■ What the exercise asks: In the entries below, tally the lines that contain the string "CHICKEN", then state that number alone.

■ Data to use:
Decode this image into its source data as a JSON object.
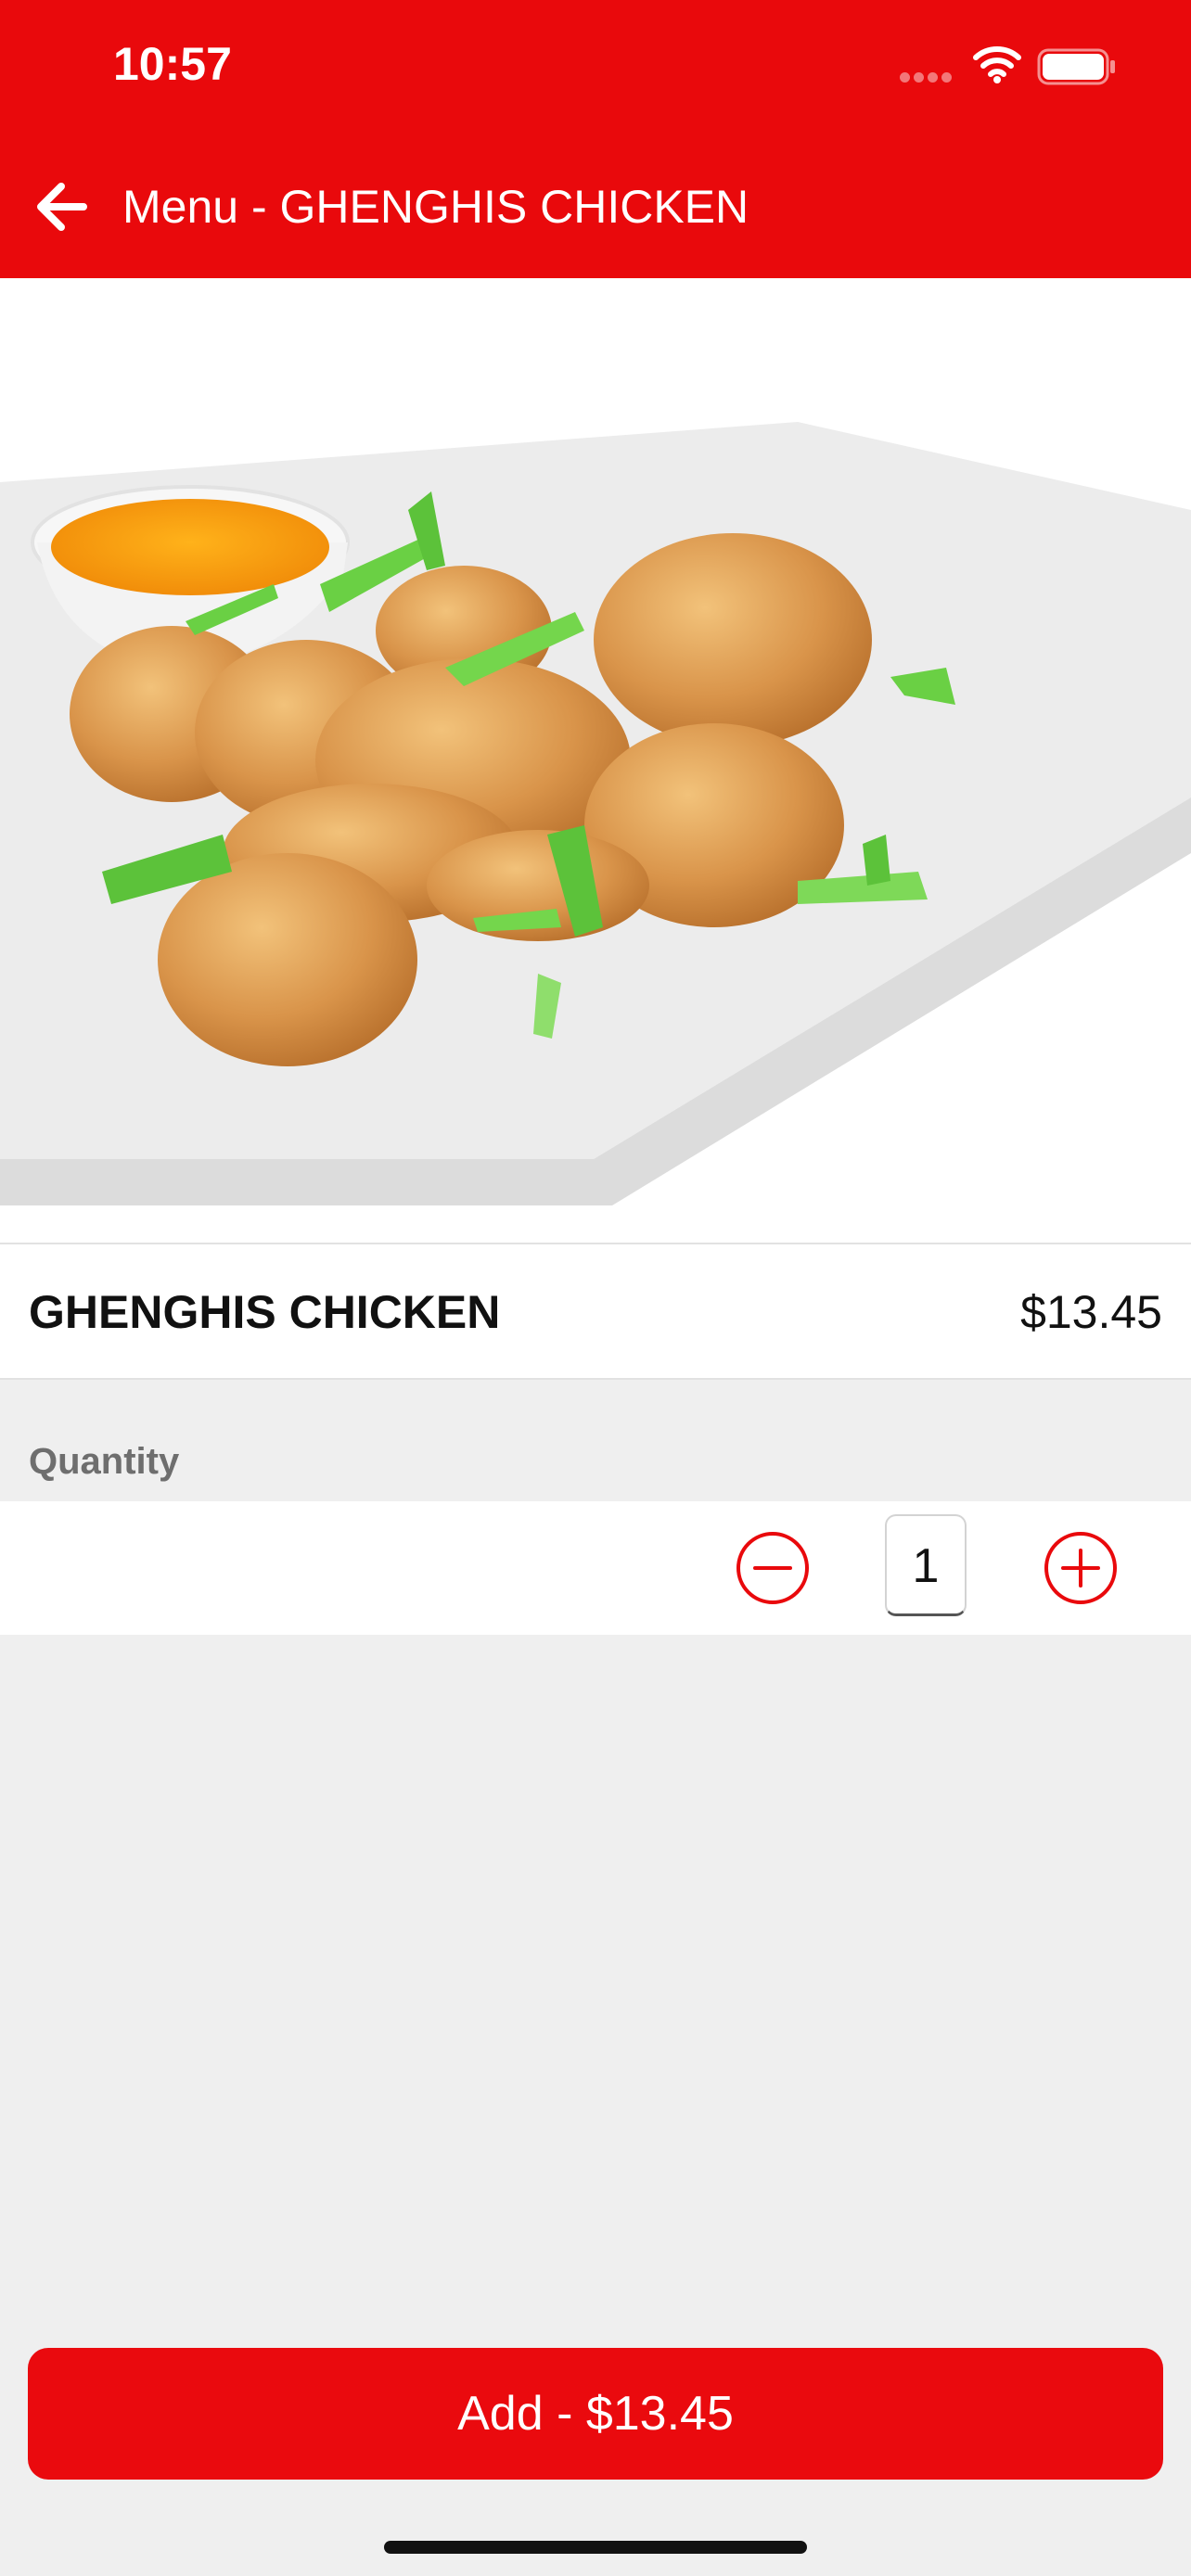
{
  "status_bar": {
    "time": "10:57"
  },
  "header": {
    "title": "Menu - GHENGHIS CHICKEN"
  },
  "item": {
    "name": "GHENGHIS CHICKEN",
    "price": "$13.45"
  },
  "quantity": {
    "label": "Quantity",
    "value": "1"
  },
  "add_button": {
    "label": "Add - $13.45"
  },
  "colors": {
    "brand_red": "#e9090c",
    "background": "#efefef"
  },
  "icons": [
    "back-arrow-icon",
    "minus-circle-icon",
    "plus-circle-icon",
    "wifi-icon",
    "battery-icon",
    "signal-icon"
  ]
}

■ Response for this exercise: 2